Study Guides (238,085)
Canada (114,909)
Philosophy (363)
John Thorp (10)


2 Pages
Unlock Document

Western University
Philosophy 1020
John Thorp

25. Moral Relativism 0. Introductory material i) ethics < Greek ethe = customs and morals < Latin mores = customs ii) About Ruth Benedict 1. The argument for moral relativism Morality is just socially approved customs. Societies differ (often quite strikingly) as to what customs they approve or disapprove. Morality is, therefore, culturally relative. 2. The lessons of a wider view of cultures “In the higher cultures the standardization of custom and belief over a couple of continents has given a false sense of the inevitability of the particular forms that have gained currency, and we need to turn to a wider survey in order to check the conclusions we hastily base upon this near-universality of familiar customs.” What is abnormal in our culture, may be socially placed, honourable in another 3. Examples i) Trances, catalepsies, pain-endurance “Most peoples have regarded even extreme psychic manifestations not only as normal and desirable, but even as a characteristic of highly valued and gifted individuals ii) Homosexuality "Homosexuals in many societies are not incompetent, but they may be if the culture asks adjustments that would strain any man’s vitality." Not just some of the people all of the time, but all of the people some of the time In ancient Greece, it was common for a middle teen boy to become the lover of an older man, mid-20’s to 30’s, and the older man would have an obligation to contribute to the education (mannerly pursuits of hunting etc.) of the younger male iii) Murder "…Among the Kwakiutl it did not matter whether a relative had died in bed of disease, or by the hand of an enemy; in either case death was an affront to be wiped out by the death of another person. The fact that one had been caused to mourn was proof that one had been put upon… "…A chief’s sister and her daughter had gone up to Victoria, and either because they drank bad whiskey or because their boat capsized they never came back. The chief called together his warriors
More Less
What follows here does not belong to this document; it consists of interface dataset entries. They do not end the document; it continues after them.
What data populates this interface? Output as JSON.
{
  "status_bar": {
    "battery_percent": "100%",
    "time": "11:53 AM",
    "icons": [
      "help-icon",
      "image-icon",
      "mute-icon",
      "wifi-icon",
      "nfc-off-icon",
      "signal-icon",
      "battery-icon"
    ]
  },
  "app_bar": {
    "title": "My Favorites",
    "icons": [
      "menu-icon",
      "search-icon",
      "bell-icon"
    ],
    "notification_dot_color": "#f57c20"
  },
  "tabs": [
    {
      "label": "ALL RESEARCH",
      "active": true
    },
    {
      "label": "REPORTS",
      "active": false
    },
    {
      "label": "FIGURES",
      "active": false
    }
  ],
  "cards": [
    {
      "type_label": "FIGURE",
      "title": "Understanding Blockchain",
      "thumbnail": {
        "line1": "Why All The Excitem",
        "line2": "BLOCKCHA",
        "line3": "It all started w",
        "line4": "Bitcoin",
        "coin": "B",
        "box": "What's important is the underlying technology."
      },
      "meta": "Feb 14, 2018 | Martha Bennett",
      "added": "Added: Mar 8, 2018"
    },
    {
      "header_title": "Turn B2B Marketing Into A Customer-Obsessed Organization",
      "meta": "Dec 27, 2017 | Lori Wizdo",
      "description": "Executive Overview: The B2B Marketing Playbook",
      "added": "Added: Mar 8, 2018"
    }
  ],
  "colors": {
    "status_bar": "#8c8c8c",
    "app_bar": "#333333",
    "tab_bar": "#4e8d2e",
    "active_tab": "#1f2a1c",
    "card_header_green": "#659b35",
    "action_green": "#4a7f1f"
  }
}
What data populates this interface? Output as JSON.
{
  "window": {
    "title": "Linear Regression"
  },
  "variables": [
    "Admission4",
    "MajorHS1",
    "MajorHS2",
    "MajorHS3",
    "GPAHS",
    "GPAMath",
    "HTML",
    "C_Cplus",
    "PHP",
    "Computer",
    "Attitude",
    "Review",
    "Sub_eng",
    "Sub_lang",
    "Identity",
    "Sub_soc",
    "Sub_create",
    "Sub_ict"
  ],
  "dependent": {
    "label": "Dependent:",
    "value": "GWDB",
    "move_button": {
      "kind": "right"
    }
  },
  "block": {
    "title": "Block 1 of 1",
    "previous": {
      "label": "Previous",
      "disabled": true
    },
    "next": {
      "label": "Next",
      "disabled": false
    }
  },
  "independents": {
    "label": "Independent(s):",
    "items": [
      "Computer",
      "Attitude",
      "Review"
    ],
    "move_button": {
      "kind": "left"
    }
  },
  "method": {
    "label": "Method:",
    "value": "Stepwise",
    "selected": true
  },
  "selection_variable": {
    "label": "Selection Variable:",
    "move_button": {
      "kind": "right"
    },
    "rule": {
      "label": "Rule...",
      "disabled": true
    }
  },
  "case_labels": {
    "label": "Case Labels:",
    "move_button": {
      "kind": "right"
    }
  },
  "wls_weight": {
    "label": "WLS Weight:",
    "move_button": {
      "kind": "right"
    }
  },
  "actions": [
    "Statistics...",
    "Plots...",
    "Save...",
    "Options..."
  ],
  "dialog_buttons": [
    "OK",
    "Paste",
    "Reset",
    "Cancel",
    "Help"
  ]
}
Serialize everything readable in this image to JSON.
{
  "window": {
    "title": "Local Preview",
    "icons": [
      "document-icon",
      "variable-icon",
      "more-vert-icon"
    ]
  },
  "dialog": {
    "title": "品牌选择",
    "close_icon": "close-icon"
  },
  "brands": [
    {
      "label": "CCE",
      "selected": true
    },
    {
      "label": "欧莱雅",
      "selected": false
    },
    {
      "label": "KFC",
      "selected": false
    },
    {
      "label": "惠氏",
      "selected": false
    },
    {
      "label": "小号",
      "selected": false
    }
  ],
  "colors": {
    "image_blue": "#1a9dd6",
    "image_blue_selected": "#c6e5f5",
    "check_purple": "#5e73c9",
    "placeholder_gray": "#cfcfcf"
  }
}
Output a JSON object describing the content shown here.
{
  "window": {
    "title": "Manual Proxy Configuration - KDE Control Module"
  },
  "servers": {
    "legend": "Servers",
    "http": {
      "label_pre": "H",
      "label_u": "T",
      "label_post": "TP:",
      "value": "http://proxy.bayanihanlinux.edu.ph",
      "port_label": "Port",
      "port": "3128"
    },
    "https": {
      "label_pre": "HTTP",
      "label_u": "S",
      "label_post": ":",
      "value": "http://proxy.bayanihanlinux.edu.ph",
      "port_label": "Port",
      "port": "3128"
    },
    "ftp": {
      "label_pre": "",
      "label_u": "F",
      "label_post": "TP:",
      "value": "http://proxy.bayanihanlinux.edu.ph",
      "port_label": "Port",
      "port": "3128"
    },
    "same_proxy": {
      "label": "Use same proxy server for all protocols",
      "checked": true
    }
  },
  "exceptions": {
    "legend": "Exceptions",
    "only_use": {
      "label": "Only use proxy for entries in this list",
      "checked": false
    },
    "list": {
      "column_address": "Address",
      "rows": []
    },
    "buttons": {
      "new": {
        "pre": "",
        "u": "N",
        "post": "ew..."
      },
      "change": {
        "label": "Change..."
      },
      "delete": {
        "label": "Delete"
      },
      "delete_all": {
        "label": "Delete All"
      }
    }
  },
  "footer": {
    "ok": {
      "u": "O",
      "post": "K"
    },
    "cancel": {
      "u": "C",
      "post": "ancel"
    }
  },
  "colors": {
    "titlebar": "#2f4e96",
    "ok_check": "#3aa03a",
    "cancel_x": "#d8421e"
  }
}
Related notes for Philosophy 1020

Log In


Don't have an account?

Join OneClass

Access over 10 million pages of study
documents for 1.3 million courses.

Sign up

Join to view


By registering, I agree to the Terms and Privacy Policies
Already have an account?
Just a few more details

So we can recommend you notes for your school.

Reset Password

Please enter below the email address you registered with and we will send you a link to reset your password.

Add your courses

Get notes from the top students in your class.